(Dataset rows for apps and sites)
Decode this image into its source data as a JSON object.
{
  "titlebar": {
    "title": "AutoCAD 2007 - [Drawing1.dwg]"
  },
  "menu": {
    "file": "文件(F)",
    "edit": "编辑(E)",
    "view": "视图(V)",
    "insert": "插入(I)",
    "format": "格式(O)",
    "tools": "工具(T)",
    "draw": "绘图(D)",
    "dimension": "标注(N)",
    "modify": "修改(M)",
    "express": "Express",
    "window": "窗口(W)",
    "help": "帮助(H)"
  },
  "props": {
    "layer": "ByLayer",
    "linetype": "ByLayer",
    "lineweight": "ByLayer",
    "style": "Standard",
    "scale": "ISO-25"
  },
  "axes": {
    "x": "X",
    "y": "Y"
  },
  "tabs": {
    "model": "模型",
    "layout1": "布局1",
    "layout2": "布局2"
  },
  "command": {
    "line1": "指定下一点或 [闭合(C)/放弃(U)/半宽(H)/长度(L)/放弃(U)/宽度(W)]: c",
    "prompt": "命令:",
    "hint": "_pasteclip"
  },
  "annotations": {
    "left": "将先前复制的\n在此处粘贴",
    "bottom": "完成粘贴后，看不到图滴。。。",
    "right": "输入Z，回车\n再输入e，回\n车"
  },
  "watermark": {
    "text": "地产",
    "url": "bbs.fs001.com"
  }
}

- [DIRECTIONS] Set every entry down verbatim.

- [RESPONSE AREA]
Decode this image into its source data as a JSON object.
{
  "titlebar": {
    "title": "AutoCAD 2007 - [Drawing1.dwg]"
  },
  "menu": {
    "file": "文件(F)",
    "edit": "编辑(E)",
    "view": "视图(V)",
    "insert": "插入(I)",
    "format": "格式(O)",
    "tools": "工具(T)",
    "draw": "绘图(D)",
    "dimension": "标注(N)",
    "modify": "修改(M)",
    "express": "Express",
    "window": "窗口(W)",
    "help": "帮助(H)"
  },
  "props": {
    "layer": "ByLayer",
    "linetype": "ByLayer",
    "lineweight": "ByLayer",
    "style": "Standard",
    "scale": "ISO-25"
  },
  "axes": {
    "x": "X",
    "y": "Y"
  },
  "tabs": {
    "model": "模型",
    "layout1": "布局1",
    "layout2": "布局2"
  },
  "command": {
    "line1": "指定下一点或 [闭合(C)/放弃(U)/半宽(H)/长度(L)/放弃(U)/宽度(W)]: c",
    "prompt": "命令:",
    "hint": "_pasteclip"
  },
  "annotations": {
    "left": "将先前复制的\n在此处粘贴",
    "bottom": "完成粘贴后，看不到图滴。。。",
    "right": "输入Z，回车\n再输入e，回\n车"
  },
  "watermark": {
    "text": "地产",
    "url": "bbs.fs001.com"
  }
}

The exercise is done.